After this, we used the cat command to display the contents of a non-existing file. Since the file doesn't exist, the shell displayed the 'No such file or directory' error. Later, we executed the same command again by adding, the '2>errorlog' to the command. This time, since we instructed the shell to redirect errors in the 'errorlog' file, instead of displaying the error on the screen, the shell sent the error to the file 'errorlog'. To verify this, we displayed the contents of the errorlog file again. The errorlog file contains the error message.

When redirecting STDOUT, we use the >> symbol to append the existing file. We can use the same >> symbol to append the existing file when redirecting the STDERR. If you will the > symbol to redirect STDERR, the shell will overwrite the contents of the specified file.

Let's do a small exercise to understand it more clearly. Run the following commands on the terminal.

$cat nofile 2> errorlog
$cat errorlog
$cat nonexistingfile 2> errorlog
$cat errorlog
$cat unknownfile 2>> errorlog
$cat errolog

In this exercise, we used the cat command to display the contents of three files that do not exist. Since files do not exist, we got error each time. We redirected errors to the errorlog file. To redirect errors, the first and second times we used the overwrite mode while in the third time we used the append mode.

The following image shows this exercise with the output.

stderr redirect

As you can see in the above image, when we used the overwrite mode, the contents of the existing file were overwritten but when used the append mode the contents of the existing file were appended.

Redirecting two or all three data streams together

If you want to redirect two or all three data streams together, you can do this by following the same way that you use to redirect one stream.
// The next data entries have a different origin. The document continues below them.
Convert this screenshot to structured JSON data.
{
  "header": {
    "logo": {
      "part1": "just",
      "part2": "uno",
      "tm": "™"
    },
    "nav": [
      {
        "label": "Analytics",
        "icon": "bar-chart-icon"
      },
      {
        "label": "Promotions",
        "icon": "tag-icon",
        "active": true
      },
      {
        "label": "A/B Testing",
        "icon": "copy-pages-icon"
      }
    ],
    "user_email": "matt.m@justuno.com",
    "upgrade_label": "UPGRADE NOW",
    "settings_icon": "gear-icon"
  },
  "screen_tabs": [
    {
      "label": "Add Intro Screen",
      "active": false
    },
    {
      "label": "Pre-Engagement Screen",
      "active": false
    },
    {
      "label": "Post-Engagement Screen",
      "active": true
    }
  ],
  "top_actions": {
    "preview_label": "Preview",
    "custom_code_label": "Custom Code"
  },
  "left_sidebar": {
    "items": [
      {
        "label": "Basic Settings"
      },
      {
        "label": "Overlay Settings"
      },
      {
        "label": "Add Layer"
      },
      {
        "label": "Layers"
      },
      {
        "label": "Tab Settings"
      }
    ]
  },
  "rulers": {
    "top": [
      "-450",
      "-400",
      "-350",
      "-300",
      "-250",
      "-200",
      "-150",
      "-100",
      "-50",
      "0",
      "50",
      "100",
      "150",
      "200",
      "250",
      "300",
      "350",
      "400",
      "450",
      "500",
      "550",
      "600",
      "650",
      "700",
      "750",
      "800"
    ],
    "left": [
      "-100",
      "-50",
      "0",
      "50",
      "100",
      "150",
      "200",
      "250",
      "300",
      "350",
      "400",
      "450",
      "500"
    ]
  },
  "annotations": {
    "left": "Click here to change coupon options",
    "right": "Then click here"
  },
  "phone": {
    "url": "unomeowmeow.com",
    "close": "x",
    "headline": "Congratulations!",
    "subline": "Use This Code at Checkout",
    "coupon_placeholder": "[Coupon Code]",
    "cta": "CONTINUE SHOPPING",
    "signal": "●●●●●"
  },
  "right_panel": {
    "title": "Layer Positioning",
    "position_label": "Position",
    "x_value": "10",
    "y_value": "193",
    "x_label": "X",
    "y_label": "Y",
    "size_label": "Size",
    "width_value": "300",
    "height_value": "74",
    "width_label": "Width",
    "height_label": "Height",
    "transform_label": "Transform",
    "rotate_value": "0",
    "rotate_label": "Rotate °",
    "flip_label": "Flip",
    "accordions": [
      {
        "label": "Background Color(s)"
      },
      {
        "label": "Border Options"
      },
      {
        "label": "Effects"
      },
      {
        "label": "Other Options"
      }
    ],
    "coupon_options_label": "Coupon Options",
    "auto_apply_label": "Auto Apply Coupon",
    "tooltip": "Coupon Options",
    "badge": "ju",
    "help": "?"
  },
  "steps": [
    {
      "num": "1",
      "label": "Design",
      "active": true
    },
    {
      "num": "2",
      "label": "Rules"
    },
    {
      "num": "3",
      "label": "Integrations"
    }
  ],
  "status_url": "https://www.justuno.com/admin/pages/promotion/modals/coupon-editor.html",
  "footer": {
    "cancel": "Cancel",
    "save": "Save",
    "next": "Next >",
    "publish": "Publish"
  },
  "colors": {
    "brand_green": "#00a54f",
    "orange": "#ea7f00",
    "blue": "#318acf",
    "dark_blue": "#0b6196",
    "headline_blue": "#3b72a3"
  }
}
For example, the following command uses all three redirections together.

$cat < testfile > outputfile 2> errorlog

This command reads/copies input data from the testfile and pastes that data in the outputfile. In this process, if any error occurs, it writes that error in the errorlog file.

The following image shows this command with the output.

error redirection append mode and overwrite mode

Sending errors to /dev/null

The /dev/null device discards all input data streams. This device is commonly used to discard errors and unwanted messages that occur when a process, script, or command executes. For example, when you use the find command to search something globally, many "permission denied" errors might occur. Your genuine results may be lost in the clutter. To discard all errors, you can redirect STDERR to the /dev/null. Let's take an example to understand it practically.

Run the following commands and compare their outputs.

$find / -name core
$find / -name core 2> /dev/null

The following image shows the output of both commands.

redirecting errors to /dev/null

As you can see in the above output, when we used the find command without redirecting STDERR , we got many permission related errors. But when we used the find command with redirecting STDERR to /dev/null, we got only results. All errors were redirected to /dev/null and all results were displayed on the screen.

I/O redirection summary

The following table summarizes I/O redirection symbols along with their meanings.

Symbols Description
< To redirect the input
> To redirect the output in overwrite mode
2> To redirect the errors in overwrite mode
>> To redirect the output in append mode
2 >> To redirect the errors in append mode
>& To redirect both the output and errors in the same place in overwrite mode
>>& To redirect both the output and errors in the same place in append mode

That's all for this tutorial. If you like this tutorial, please don't forget to share it with friends through your favorite social channel.

Advertisements

ComputerNetworkingNotes Linux Basic tutorials Input Output Redirection in Linux